To test this, the ISO submerges watches in a solution of saltwater comparable to the make up of ocean water for 24 consecutive hours.
The watches must show no signs of corrosion or rusting to pass.
The last thing you want when you’re underwater is for your band to snap, causing you to lose your watch to the depths of the ocean.
To ensure adequate band strength, each watch band is tested by the application of a 45 lb force in opposite directions (pulling the band on each side away from the watch face) and checking for damage where the band attaches to the face.
Speaking of bands, many dive watches come with stainless steel bracelets. Luxury watches may come with gold as well.
Popularity Of The Diver’s Watch
Ok, we’ve gone over the criteria a watch has to meet in order to be considered an ISO certified diver’s watch. Oh, I should point out that the above criteria is more specific to purely mechanical watches (no battery).
There are digital and battery powered diver’s watches as well, which will have to meet the same criteria above, but will also have a few extra considerations regarding the battery (like an indicator to tell you when the battery is running low).
As you can see, the specifications set out by the ISO are pretty intense. It’s also completely voluntary for watch brands to send their watches to the ISO for testing.
This means that most dive watches are not ISO certified.
This doesn’t necessarily mean that some of these non-certified watches wouldn’t pass the test, it just means that the watchmakers haven’t sent their watches for testing (and paid the fees that come with it).
Of course, this gives plenty of bragging rights to the watches that are ISO certified.
Regardless of whether or not a dive watch has been certified or not, it can still be a great watch to own and wear- and not just for divers.
When it comes to the popularity of these watches, I think there are a few things to consider.
First of all, these watches look great. The large face, bezel, and stainless steel bracelet are what most of us picture when we think of the perfect men’s watch.
Masculinity embraced at every detail.
The look we take for granted today stemmed from Rolex’s Submariner- the first diver’s watch that was waterproof to 100m. We also have Rolex to thank for the first waterproof watch period (their Oyster which debuted in 1926… great name by the way).
I’m not sure people realize how innovational Rolex has been through the years- their watches aren’t just expensive and pretty to look at.
Ok, before I get on a Rolex tangent, let’s get back to dive watches.
We have the iconic look of the traditional dive watch aiding in the style’s popularity, but price has a lot to do with it too.
You can find nice looking dive watches for as low as a couple hundred bucks. Diving watches can also make a great introduction to the world of luxury watches.
Brands like Tag Heur with their Aquaracers, provide well-made diving watches with prices in the $2000-$3000 range (I currently own an Aquaracer and love it).

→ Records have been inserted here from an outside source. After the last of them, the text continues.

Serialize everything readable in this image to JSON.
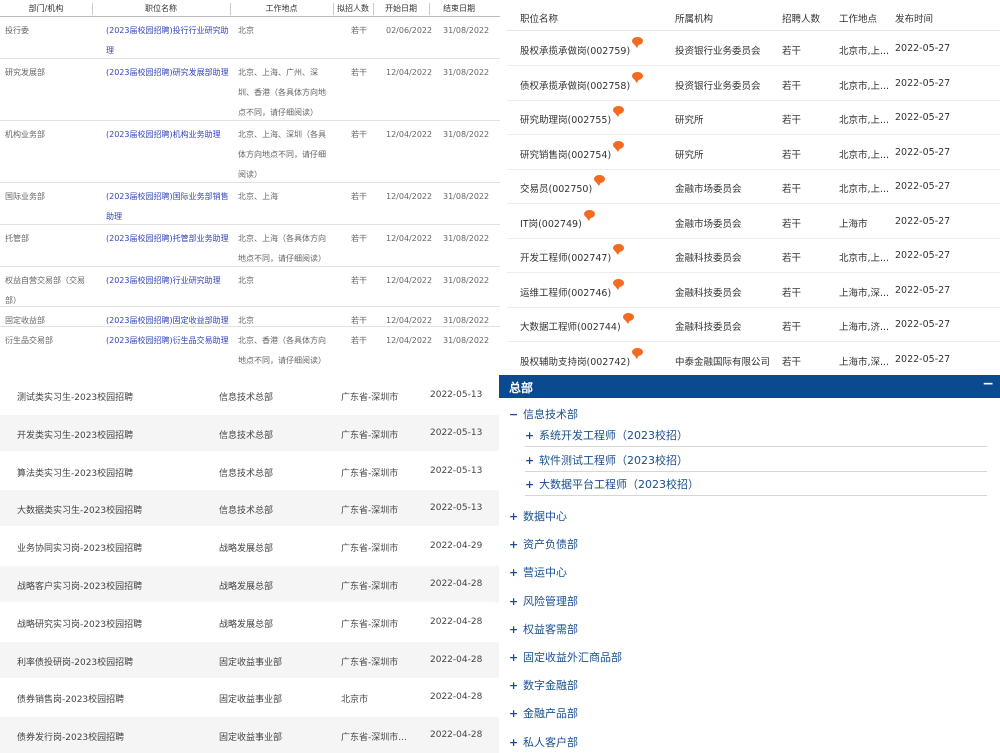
{
  "panel_a": {
    "headers": [
      "部门/机构",
      "职位名称",
      "工作地点",
      "拟招人数",
      "开始日期",
      "结束日期"
    ],
    "rows": [
      {
        "dept": "投行委",
        "title": "(2023届校园招聘)投行行业研究助理",
        "loc": "北京",
        "count": "若干",
        "start": "02/06/2022",
        "end": "31/08/2022"
      },
      {
        "dept": "研究发展部",
        "title": "(2023届校园招聘)研究发展部助理",
        "loc": "北京、上海、广州、深圳、香港（各具体方向地点不同，请仔细阅读）",
        "count": "若干",
        "start": "12/04/2022",
        "end": "31/08/2022"
      },
      {
        "dept": "机构业务部",
        "title": "(2023届校园招聘)机构业务助理",
        "loc": "北京、上海、深圳（各具体方向地点不同，请仔细阅读）",
        "count": "若干",
        "start": "12/04/2022",
        "end": "31/08/2022"
      },
      {
        "dept": "国际业务部",
        "title": "(2023届校园招聘)国际业务部销售助理",
        "loc": "北京、上海",
        "count": "若干",
        "start": "12/04/2022",
        "end": "31/08/2022"
      },
      {
        "dept": "托管部",
        "title": "(2023届校园招聘)托管部业务助理",
        "loc": "北京、上海（各具体方向地点不同，请仔细阅读）",
        "count": "若干",
        "start": "12/04/2022",
        "end": "31/08/2022"
      },
      {
        "dept": "权益自营交易部（交易部）",
        "title": "(2023届校园招聘)行业研究助理",
        "loc": "北京",
        "count": "若干",
        "start": "12/04/2022",
        "end": "31/08/2022"
      },
      {
        "dept": "固定收益部",
        "title": "(2023届校园招聘)固定收益部助理",
        "loc": "北京",
        "count": "若干",
        "start": "12/04/2022",
        "end": "31/08/2022"
      },
      {
        "dept": "衍生品交易部",
        "title": "(2023届校园招聘)衍生品交易助理",
        "loc": "北京、香港（各具体方向地点不同，请仔细阅读）",
        "count": "若干",
        "start": "12/04/2022",
        "end": "31/08/2022"
      }
    ]
  },
  "panel_b": {
    "headers": [
      "职位名称",
      "所属机构",
      "招聘人数",
      "工作地点",
      "发布时间"
    ],
    "rows": [
      {
        "title": "股权承揽承做岗(002759)",
        "org": "投资银行业务委员会",
        "count": "若干",
        "loc": "北京市,上...",
        "date": "2022-05-27"
      },
      {
        "title": "债权承揽承做岗(002758)",
        "org": "投资银行业务委员会",
        "count": "若干",
        "loc": "北京市,上...",
        "date": "2022-05-27"
      },
      {
        "title": "研究助理岗(002755)",
        "org": "研究所",
        "count": "若干",
        "loc": "北京市,上...",
        "date": "2022-05-27"
      },
      {
        "title": "研究销售岗(002754)",
        "org": "研究所",
        "count": "若干",
        "loc": "北京市,上...",
        "date": "2022-05-27"
      },
      {
        "title": "交易员(002750)",
        "org": "金融市场委员会",
        "count": "若干",
        "loc": "北京市,上...",
        "date": "2022-05-27"
      },
      {
        "title": "IT岗(002749)",
        "org": "金融市场委员会",
        "count": "若干",
        "loc": "上海市",
        "date": "2022-05-27"
      },
      {
        "title": "开发工程师(002747)",
        "org": "金融科技委员会",
        "count": "若干",
        "loc": "北京市,上...",
        "date": "2022-05-27"
      },
      {
        "title": "运维工程师(002746)",
        "org": "金融科技委员会",
        "count": "若干",
        "loc": "上海市,深...",
        "date": "2022-05-27"
      },
      {
        "title": "大数据工程师(002744)",
        "org": "金融科技委员会",
        "count": "若干",
        "loc": "上海市,济...",
        "date": "2022-05-27"
      },
      {
        "title": "股权辅助支持岗(002742)",
        "org": "中泰金融国际有限公司",
        "count": "若干",
        "loc": "上海市,深...",
        "date": "2022-05-27"
      }
    ]
  },
  "panel_c": {
    "rows": [
      {
        "title": "测试类实习生-2023校园招聘",
        "dept": "信息技术总部",
        "loc": "广东省-深圳市",
        "date": "2022-05-13"
      },
      {
        "title": "开发类实习生-2023校园招聘",
        "dept": "信息技术总部",
        "loc": "广东省-深圳市",
        "date": "2022-05-13"
      },
      {
        "title": "算法类实习生-2023校园招聘",
        "dept": "信息技术总部",
        "loc": "广东省-深圳市",
        "date": "2022-05-13"
      },
      {
        "title": "大数据类实习生-2023校园招聘",
        "dept": "信息技术总部",
        "loc": "广东省-深圳市",
        "date": "2022-05-13"
      },
      {
        "title": "业务协同实习岗-2023校园招聘",
        "dept": "战略发展总部",
        "loc": "广东省-深圳市",
        "date": "2022-04-29"
      },
      {
        "title": "战略客户实习岗-2023校园招聘",
        "dept": "战略发展总部",
        "loc": "广东省-深圳市",
        "date": "2022-04-28"
      },
      {
        "title": "战略研究实习岗-2023校园招聘",
        "dept": "战略发展总部",
        "loc": "广东省-深圳市",
        "date": "2022-04-28"
      },
      {
        "title": "利率债投研岗-2023校园招聘",
        "dept": "固定收益事业部",
        "loc": "广东省-深圳市",
        "date": "2022-04-28"
      },
      {
        "title": "债券销售岗-2023校园招聘",
        "dept": "固定收益事业部",
        "loc": "北京市",
        "date": "2022-04-28"
      },
      {
        "title": "债券发行岗-2023校园招聘",
        "dept": "固定收益事业部",
        "loc": "广东省-深圳市...",
        "date": "2022-04-28"
      }
    ]
  },
  "panel_d": {
    "title": "总部",
    "collapse_symbol": "−",
    "expanded": {
      "label": "信息技术部",
      "symbol": "−",
      "children": [
        "系统开发工程师（2023校招）",
        "软件测试工程师（2023校招）",
        "大数据平台工程师（2023校招）"
      ]
    },
    "child_symbol": "+",
    "items": [
      "数据中心",
      "资产负债部",
      "营运中心",
      "风险管理部",
      "权益客需部",
      "固定收益外汇商品部",
      "数字金融部",
      "金融产品部",
      "私人客户部"
    ],
    "item_symbol": "+"
  },
  "colors": {
    "link": "#3344bb",
    "tree_text": "#1a4f8f",
    "tree_bar": "#0b4a8f",
    "bubble": "#f26b21"
  }
}
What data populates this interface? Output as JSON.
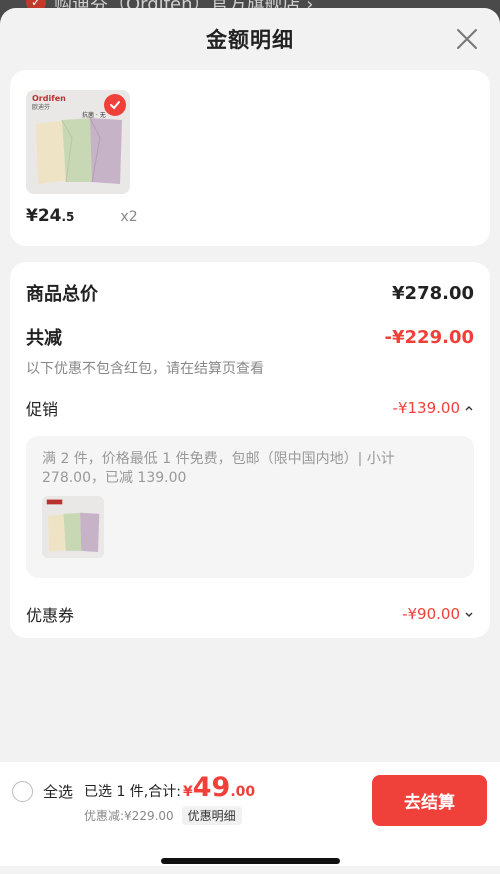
{
  "background": {
    "store_text": "购迪芬（Ordifen）官方旗舰店 ›"
  },
  "sheet": {
    "title": "金额明细"
  },
  "product": {
    "brand_en": "Ordifen",
    "brand_cn": "欧迪芬",
    "tag": "抗菌 · 无",
    "price_int": "¥24",
    "price_dec": ".5",
    "qty": "x2"
  },
  "detail": {
    "total_label": "商品总价",
    "total_value": "¥278.00",
    "reduce_label": "共减",
    "reduce_value": "-¥229.00",
    "note": "以下优惠不包含红包，请在结算页查看",
    "promo_label": "促销",
    "promo_value": "-¥139.00",
    "promo_desc": "满 2 件，价格最低 1 件免费，包邮（限中国内地）| 小计 278.00，已减 139.00",
    "coupon_label": "优惠券",
    "coupon_value": "-¥90.00"
  },
  "bottom": {
    "select_all": "全选",
    "selected_prefix": "已选 1 件,合计:",
    "currency": "¥",
    "total_int": "49",
    "total_dec": ".00",
    "reduced_text": "优惠减:¥229.00",
    "detail_chip": "优惠明细",
    "checkout": "去结算"
  },
  "colors": {
    "accent": "#f0403a",
    "text": "#222222",
    "muted": "#888888"
  }
}
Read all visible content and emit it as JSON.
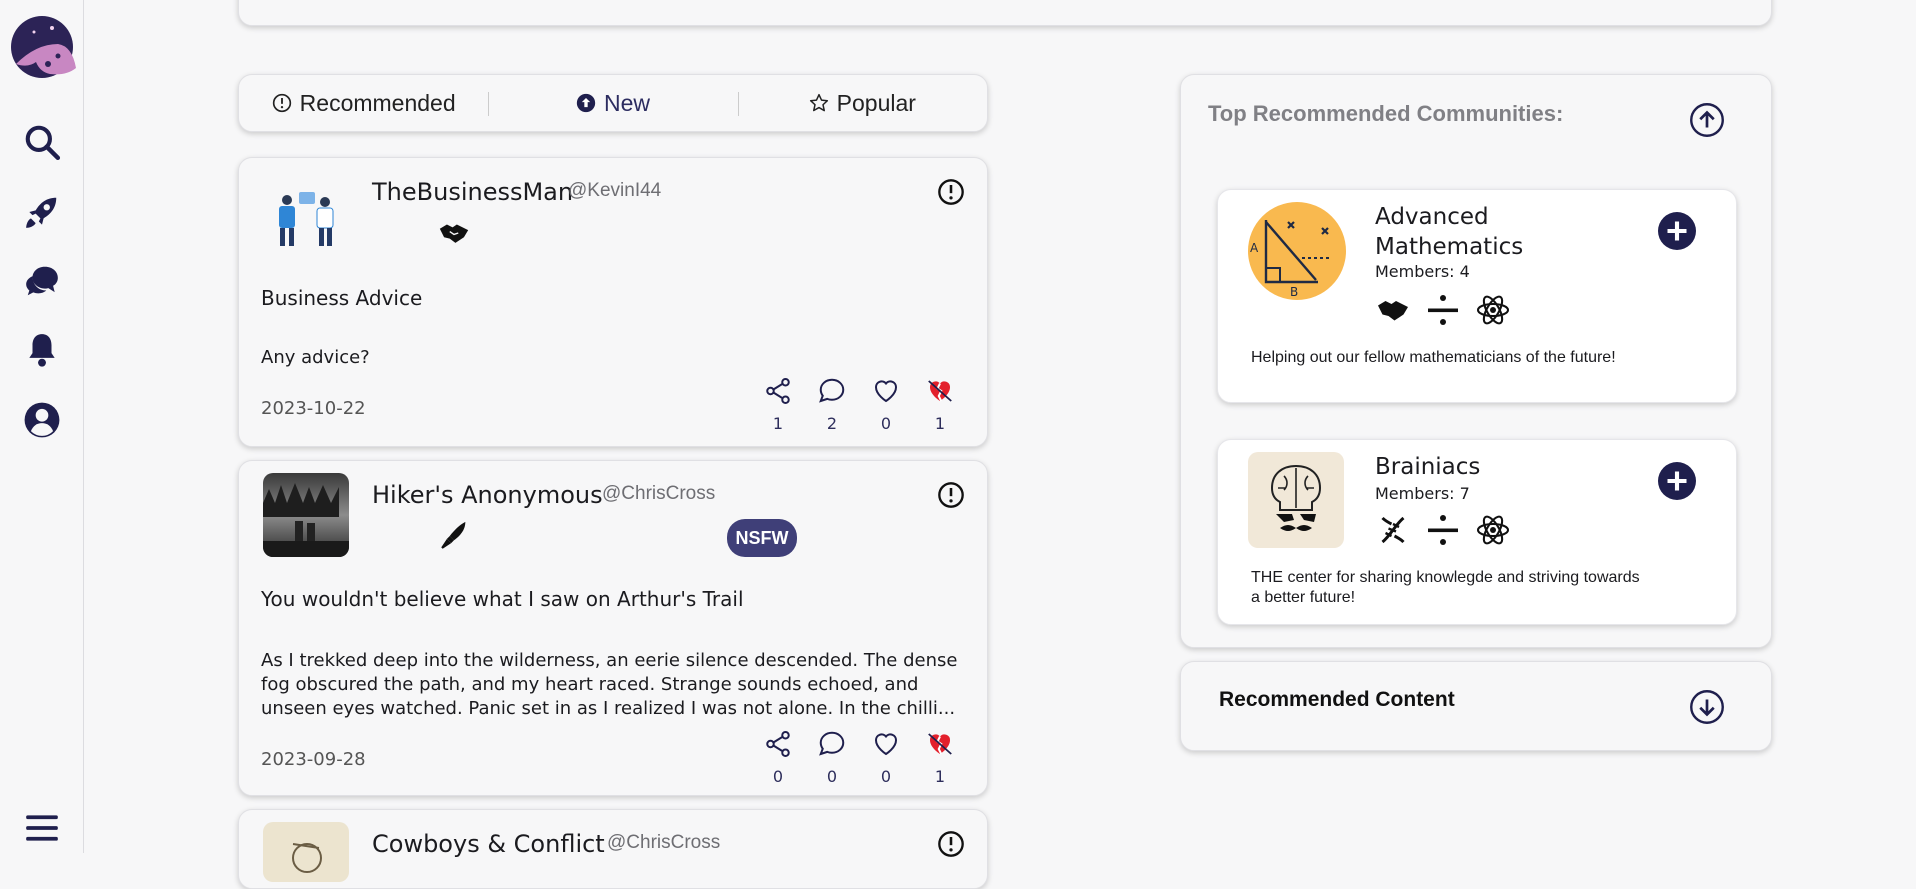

Besides the look and price of these watches, something I think a lot of guys appreciate is how versatile they are.
Diving watches are built tough to withstand the pressures of being underwater, which makes them pretty indestructible on dry land.
They’re also waterproof, which is nice whether you’re a diver or not (don’t have to worry about getting them wet in the shower or pool).
And diver’s watches look great with any style. You can wear them casually as a nice sports watch or pair them with formal clothes for a night out on the town.
There’s no wrong way to wear one of these watches.
If you’re looking for a new watch or perhaps looking to invest in your first luxury watch, a diver’s watch is always a great choice. The technology and specs are admirable, but when it comes right down to it, these watches are just fun to wear.